### Exercise details
Scan the entries for lines with the word "name", then copy those lines.

Records drawn from a dataset
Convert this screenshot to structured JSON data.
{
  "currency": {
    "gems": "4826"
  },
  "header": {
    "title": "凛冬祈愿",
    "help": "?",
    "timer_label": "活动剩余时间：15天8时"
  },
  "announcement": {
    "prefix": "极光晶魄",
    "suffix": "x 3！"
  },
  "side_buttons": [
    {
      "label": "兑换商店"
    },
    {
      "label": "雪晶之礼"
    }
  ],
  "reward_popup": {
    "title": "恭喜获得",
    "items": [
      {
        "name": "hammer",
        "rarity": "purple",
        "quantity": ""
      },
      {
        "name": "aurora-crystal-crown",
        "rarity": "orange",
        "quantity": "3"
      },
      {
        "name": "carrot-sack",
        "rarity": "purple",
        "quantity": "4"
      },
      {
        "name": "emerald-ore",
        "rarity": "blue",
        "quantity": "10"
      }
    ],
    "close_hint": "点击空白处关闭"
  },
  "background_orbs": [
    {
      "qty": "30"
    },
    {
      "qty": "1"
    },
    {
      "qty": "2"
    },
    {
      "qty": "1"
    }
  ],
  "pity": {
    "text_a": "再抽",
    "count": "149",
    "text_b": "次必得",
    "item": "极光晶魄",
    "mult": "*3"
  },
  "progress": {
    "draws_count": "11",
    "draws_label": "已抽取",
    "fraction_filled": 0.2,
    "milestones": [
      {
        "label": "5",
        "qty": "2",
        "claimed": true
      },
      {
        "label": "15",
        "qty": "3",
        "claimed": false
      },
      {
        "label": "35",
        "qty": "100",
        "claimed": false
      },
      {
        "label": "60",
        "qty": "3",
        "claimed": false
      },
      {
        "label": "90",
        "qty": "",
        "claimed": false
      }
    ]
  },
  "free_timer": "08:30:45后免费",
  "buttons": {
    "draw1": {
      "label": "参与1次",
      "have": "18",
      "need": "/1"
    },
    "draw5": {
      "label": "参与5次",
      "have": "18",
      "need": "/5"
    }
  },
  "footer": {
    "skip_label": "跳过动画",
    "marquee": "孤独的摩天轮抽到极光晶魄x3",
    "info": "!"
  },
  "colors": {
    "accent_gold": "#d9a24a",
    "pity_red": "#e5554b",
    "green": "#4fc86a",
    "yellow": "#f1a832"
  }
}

### Finished task
        "name": "hammer",
        "name": "aurora-crystal-crown",
        "name": "carrot-sack",
        "name": "emerald-ore",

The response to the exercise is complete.